▶ **Provided data**:
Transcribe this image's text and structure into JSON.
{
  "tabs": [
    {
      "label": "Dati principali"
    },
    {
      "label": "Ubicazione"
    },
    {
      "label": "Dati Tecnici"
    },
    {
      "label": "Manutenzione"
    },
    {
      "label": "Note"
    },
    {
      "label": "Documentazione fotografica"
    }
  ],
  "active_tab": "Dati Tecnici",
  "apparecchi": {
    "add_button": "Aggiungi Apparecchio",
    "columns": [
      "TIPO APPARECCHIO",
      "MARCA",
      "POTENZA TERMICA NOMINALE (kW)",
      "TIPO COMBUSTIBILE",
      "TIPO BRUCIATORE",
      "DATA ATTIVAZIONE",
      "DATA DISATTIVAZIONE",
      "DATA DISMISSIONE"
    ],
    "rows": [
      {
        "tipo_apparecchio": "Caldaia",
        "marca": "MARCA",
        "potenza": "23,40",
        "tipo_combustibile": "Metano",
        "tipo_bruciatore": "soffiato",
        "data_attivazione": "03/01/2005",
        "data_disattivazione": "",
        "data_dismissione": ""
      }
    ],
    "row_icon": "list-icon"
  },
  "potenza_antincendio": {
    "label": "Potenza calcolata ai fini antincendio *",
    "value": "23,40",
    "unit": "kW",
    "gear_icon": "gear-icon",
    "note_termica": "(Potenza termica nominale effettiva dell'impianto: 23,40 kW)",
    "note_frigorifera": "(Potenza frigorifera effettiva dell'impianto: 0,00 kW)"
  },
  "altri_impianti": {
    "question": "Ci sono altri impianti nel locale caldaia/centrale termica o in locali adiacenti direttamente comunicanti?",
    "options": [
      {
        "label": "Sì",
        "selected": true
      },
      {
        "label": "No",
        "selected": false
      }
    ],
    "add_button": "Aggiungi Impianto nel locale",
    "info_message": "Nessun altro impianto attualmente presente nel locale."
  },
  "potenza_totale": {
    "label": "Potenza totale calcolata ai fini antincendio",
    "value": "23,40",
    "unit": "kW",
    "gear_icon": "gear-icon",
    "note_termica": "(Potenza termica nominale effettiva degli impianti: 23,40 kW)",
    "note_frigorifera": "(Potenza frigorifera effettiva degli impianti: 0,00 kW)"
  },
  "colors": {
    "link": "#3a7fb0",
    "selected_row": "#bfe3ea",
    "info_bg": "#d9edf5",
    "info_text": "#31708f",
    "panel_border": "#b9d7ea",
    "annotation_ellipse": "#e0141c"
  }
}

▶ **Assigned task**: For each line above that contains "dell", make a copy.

▶ **Problem solution**:
    "note_termica": "(Potenza termica nominale effettiva dell'impianto: 23,40 kW)",
    "note_frigorifera": "(Potenza frigorifera effettiva dell'impianto: 0,00 kW)"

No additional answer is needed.